As Indie writers, we chase after three kinds of reviews: editorial reviews from mainline media, blog reviews from cyberspace, and reader reviews from the people who buy our books. Readers occasionally write reviews, but usually, they read, close the book, look for another. They bless us with royalties. Blog reviews are the easiest to… Continue reading Fishing for reviews, catching a big one.
A non-fiction writer asks about citing “original” sources, as opposed to taking something already on the internet or in print and using it in his work. I replied that trust always sleeps on a bed of truth. At magazine’s such as the Reader’s Digest and newspapers such as the New York Times, sources are… Continue reading Trust always sleeps on a bed of truth.
On November 24, 2015, a little more than a month after it was published, Wrinkled Heartbeats by Temple Emmet Williams made it into the Top 20 on three separate best-seller lists in the Thriller & Suspense genre at Amazon. The author is in the process of writing a blog post that explains how and why the… Continue reading Wrinkled Heartbeats Breaks Onto Best Seller Lists
Getting reviews can make or break a book. When writers try to manipulate the process, they often run into problems. New or frustrated authors try to buy reviews, and a cottage industry exists that feeds their desires. It almost always leads to a failure that can destroy the writer’s reputation and any hope of ever “making it” in the industry. Amazon, the… Continue reading Judging Book Reviews
Enter Giveaway In this golden age of publishing, authors need to throw off the cloak of invisible writing. Many people still have a hard time promoting their work. They consider it beneath them, an alien task, the bailiwick of braggarts and con men. They often dismiss the book reviews of writers who self-promote their work, suggesting that the evaluation… Continue reading The Secret Of Invisible Ink

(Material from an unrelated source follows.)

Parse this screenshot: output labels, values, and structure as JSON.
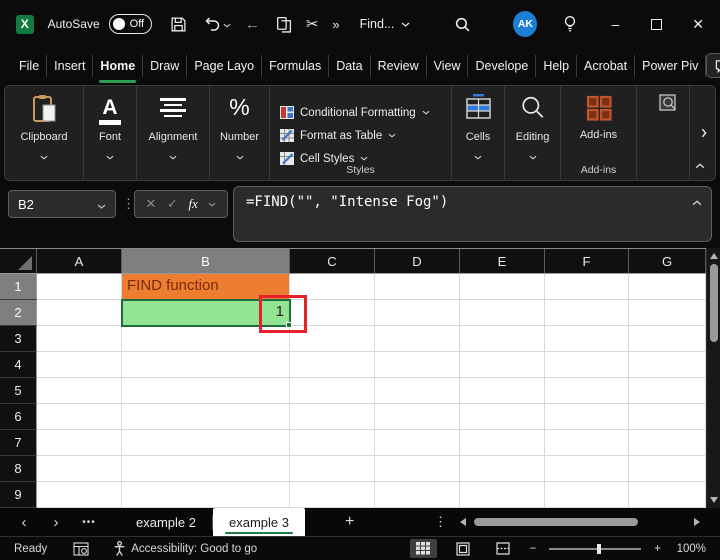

I develop a unique website for every book I write (all two of them, so far). On each site, links can connect readers with: a home page overview of the book, a “Chapters” page of the book – more on that later, reader reviews of the book, professional reviews of the book, if available, an… Continue reading A Website Blueprint for Writers Who Want Readers
One of our greatest faults, as independent writers, lets us turn self-deception into certainty. We know something we wrote sounds great. We think the book cover we chose looks great. Yet for some extraordinary reason, the audience forgets to applaud. They take their wallets elsewhere. As a contact sport, being an author can be a… Continue reading When in doubt, grab a poll.
If you want to succeed as an author, then sales consistency is part of the mix. If you sell, for example, two copies of a book, day after day, your ranking on Amazon best-seller lists will be high. Over a four-week period, you will sell 56 books. In most “narrow” categories, you will be in… Continue reading An Author’s Life Ain’t Fair: Here’s Why.
I don’t think Facebook is a very good selling medium. In fact, quite the opposite. However, it’s a great “friends” medium, and a useful marketing medium if you use it on the basis of “free” — the magic mantra of the Facebook world. For example. Facebook will not sell a single book, in my experience.… Continue reading Can You Sell Books on Facebook?
Follow @templewms I was asked what techniques work for a self-publishing author, with the suggestion that advertising sounded like a good idea. Here’s my answer: It’s an open-ended question with so many possible answers … you could write a book. And they have. Dozens. Depends on genre, quality, willingness to promote, knowledge of methods, ability… Continue reading What techniques work for a self-publishing author?